Why Android devices are a security nightmare for companies
Fiery arguments between the rival camps of Android and Apple iPhone lovers about the merits of their respective devices aren't likely to be extinguished any time soon, but there's one thing that's clear: Android is a lot less safe than iOS.
Why do I say that? Well, not only because new money-making malware is being written and distributed by criminal gangs every day for Android devices (some of which gets into the official Google Play store), but also because Apple has been much more successful at keeping its customers updated with the latest security patches and OS updates.
New statistics reveal that the latest Kitkat version of the Android operating system is installed on less than 2% of all active devices.
Yes, a mere 1.8% of all Android phones and tablets are running Kitkat 4.4, despite it being released four whole months ago.
Compare that to iOS 7 (released in September) which already has an impressive 80% usage.
Some Android devices are only now receiving an update to the previous incarnation of the Android OS - Jellybean 4.3 - with no clear timetable for when they'll be able to benefit from KitKat.
Astonishingly, some 20% of devices are still running creaky old Gingerbread - a version of the Android OS not updated since September 2011.
It's clear that Android devices simply aren't being kept up to date with fixes, enhancements and OS updates anything like as well as iPhones and iPads, and that's a potential opportunity for cybercriminals and bad news for businesses.
Because there's little that your company can do about it, if your users insist on bringing their Android devices into work, and accessing work data, emails and your network via it.
Even if you *want* to upgrade the OS on your staff's Android devices you might not be able to, because no Android update is going to be available for those devices without the assistance and goodwill of the manufacturer and mobile phone carrier.
And it's not as if your company is going to be comfortable with users rooting their devices and installing a home-brewed version of Android OS they downloaded from some unofficial website...
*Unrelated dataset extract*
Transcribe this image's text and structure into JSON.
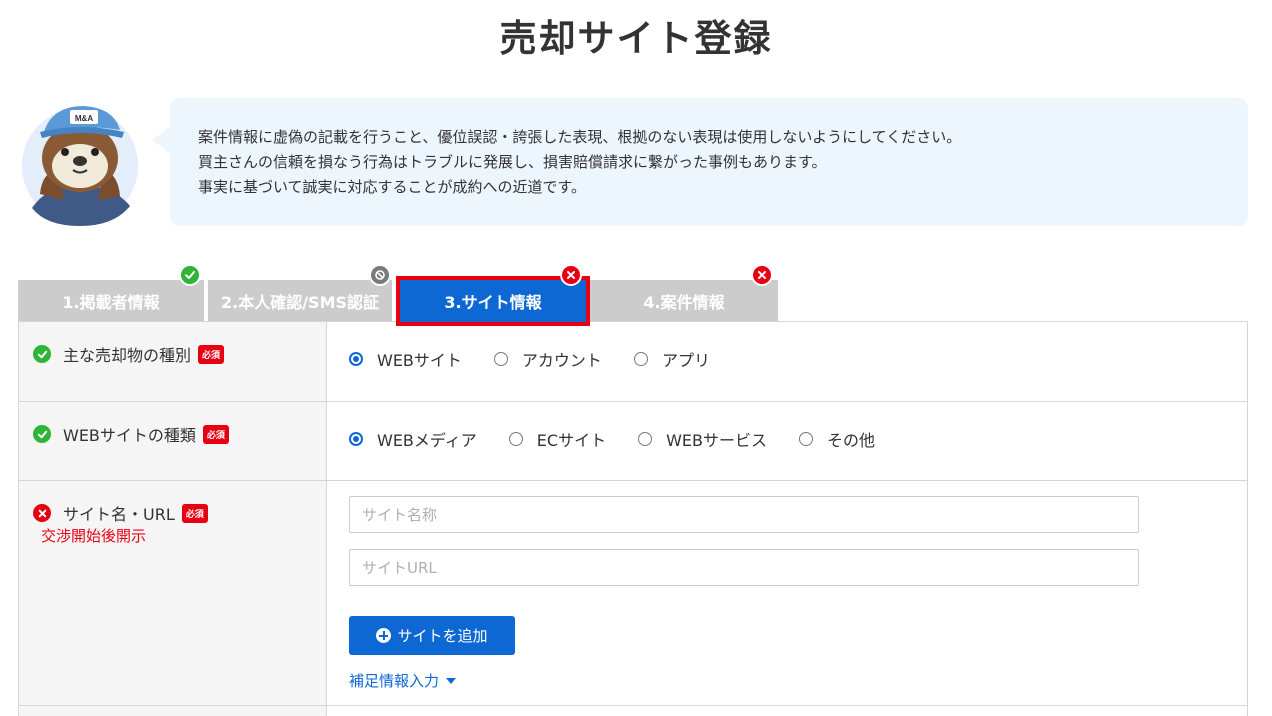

You have to suspect that some Android manufacturers and carriers have no interest in actually pushing out new legitimate versions of the operating system, preferring their customers to buy new devices instead.
All of these headaches against a growing backdrop of Android malware, including many instances of the Google Play store being infiltrated by criminals spreading malware, adware and other dodgy apps.
To reduce the risks, mobile devices in the workplace have to be carefully managed, and policies enforced. If a device isn't compliant, or risks putting your data at risk, then you have to consider whether you want it going anywhere near the data on your network.
And, with the current state of Android OS fragmentation, it's easy to understand why some companies consider Android a real security nightmare.
What do you think? Do you think Androids are better than iPhones in the enterprise? Or are both types of device as bad as eachother? Leave a comment below and let us know your thoughts.
ABOUT GRAHAM CLULEY
Independent security analyst, www.grahamcluley.com
Graham Cluley is an award-winning security blogger, researcher and public speaker. He has been working in the computer security industry since the early 1990s, having been employed by companies such as Sophos, McAfee and Dr Solomon's. He has given talks about computer security for some of the world's largest companies, worked with law enforcement agencies on investigations into hacking groups, and regularly appears on TV and radio explaining computer security threats.
In 2011 he was inducted into the InfoSecurity Europe Hall of Fame.